With the alcohol detection technology, when a driver has a blood alcohol concentration (BAC) above the legal limit of 0.08%, the vehicle will start, but not move. This allows the driver to remain warm (or cool) and safe in the vehicle, make a call for help or charge a phone. The system will reset and be ready for another test less than a second after each reading, and will move only when the driver’s BAC is below the legal limit.
The alcohol detection technology is being designed to accurately distinguish between the driver and other passengers. The touch-based technology could, for example, be based on a touchpoint programmed by the driver, similar to today’s smart phones, which could also serve as an anti-theft measure. The breath-based technology is testing sensors near the driver’s seat to best isolate the driver’s breath. Either system will require a retest if the person in the driver’s seat gets out of the seat and another person sits down.

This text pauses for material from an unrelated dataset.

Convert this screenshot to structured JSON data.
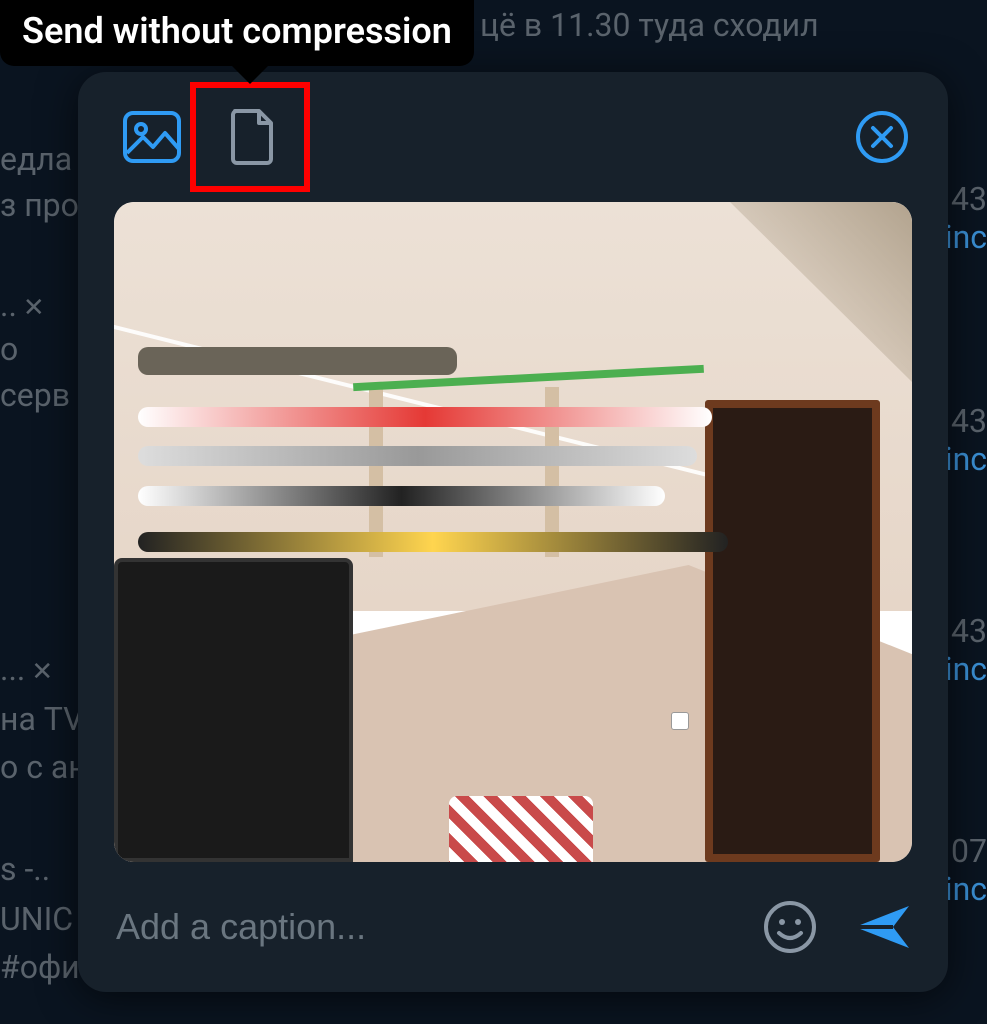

Because the technology will be seamless and integrated into the vehicle’s cabin, it will not contain large pieces of physical equipment that could be tampered with from inside the vehicle.

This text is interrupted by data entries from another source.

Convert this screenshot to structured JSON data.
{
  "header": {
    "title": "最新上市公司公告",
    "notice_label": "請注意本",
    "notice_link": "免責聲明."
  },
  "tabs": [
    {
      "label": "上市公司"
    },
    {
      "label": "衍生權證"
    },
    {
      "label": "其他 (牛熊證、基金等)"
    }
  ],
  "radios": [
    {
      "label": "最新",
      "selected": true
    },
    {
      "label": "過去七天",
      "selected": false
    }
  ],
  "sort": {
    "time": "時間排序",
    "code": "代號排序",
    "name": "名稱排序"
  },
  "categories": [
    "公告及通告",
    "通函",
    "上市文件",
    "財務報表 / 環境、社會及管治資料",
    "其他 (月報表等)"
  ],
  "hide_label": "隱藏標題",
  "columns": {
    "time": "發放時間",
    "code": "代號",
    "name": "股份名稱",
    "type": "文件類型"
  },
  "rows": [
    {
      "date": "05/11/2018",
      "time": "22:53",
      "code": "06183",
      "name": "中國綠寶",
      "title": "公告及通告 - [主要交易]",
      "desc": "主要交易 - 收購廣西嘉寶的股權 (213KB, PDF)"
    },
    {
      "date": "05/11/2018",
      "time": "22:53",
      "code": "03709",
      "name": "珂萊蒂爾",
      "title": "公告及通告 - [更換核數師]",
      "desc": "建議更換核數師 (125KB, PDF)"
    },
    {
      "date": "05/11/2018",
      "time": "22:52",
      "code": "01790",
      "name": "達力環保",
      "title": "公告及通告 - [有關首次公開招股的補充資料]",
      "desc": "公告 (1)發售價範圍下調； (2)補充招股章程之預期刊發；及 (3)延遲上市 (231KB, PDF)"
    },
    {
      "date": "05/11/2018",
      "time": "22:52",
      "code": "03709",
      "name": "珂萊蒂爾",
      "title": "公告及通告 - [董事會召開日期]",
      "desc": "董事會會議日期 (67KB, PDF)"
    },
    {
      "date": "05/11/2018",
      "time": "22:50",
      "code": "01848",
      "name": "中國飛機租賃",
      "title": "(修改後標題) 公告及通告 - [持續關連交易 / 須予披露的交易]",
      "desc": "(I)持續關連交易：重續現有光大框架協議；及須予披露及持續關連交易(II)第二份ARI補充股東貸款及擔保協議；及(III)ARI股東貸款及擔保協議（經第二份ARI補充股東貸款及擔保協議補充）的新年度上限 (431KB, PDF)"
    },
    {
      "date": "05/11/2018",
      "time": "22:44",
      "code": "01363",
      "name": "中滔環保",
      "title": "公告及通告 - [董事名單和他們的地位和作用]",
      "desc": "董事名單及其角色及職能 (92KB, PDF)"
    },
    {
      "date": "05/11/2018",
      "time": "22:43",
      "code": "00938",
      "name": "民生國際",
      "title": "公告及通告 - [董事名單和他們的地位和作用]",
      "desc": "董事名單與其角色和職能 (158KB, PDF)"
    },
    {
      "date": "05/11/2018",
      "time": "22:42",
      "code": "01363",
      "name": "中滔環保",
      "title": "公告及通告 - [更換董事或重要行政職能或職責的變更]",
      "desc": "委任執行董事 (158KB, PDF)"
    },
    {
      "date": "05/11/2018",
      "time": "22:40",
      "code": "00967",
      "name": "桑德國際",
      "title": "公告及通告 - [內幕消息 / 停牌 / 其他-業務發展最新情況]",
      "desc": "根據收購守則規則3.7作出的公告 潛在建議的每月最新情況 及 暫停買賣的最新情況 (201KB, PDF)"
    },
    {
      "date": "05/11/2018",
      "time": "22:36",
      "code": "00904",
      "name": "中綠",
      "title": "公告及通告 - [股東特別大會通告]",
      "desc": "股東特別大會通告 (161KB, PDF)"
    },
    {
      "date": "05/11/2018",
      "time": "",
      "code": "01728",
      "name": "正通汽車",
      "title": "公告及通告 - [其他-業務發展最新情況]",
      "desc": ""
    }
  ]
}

Yes, the technology will be an additional cost for those who choose to purchase it as a safety option for their new vehicle. While the exact cost per vehicle has not yet been established, it will be in line with other voluntary safety systems like automatic braking or lane departure warning. As with any new technology, the more vehicles are equipped with the system, the lower the price will be.
Maintaining data privacy has been considered from the early stages of the DADSS Program and remains an important priority for all those involved. Both the legislation authorizing the Program and the cooperative agreement ACTS and NHTSA are operating under state specifically that security measures and operating procedures must be put in place to protect data from the inadvertent release or disclosure to unauthorized parties.
Today, all automakers have security measures in place to protect customer data from being accessed by unauthorized parties, and DADSS will be no different. In the meantime, the leading automakers involved in the DADSS Program have joined with consumer advocacy groups to establish voluntary privacy principles and to provide standards and guidance on future in-vehicle technologies. For more about these principles, click here.
The sole focus of the DADSS Program is on developing a system that detects a driver’s alcohol concentration. In theory, a similar system can be developed that might detect when drivers are under the influence of THC but the development of such a system would present additional challenges beyond those faced by an alcohol detection technology. For example, drugs like marijuana linger in the system longer than alcohol, and researchers have not yet determined where the legal limit should be set. These challenges, and more, face researchers as they look at the different types of drugs that could affect safe driving behavior, whether over-the-counter, prescription or illegal.
Self-driving cars are a key part of the future of vehicle technology and vehicle safety. However, the same questions of reliability, policy and liability that face the alcohol detection system face self-driving cars, but on a larger scale. While it may be technically possible to have a self-driving vehicle in the next decade, these early models will rely heavily on the ability of an unimpaired driver to take control of the wheel as a precaution. Self-driving car technology is still decades away from completely removing the need for an unimpaired driver.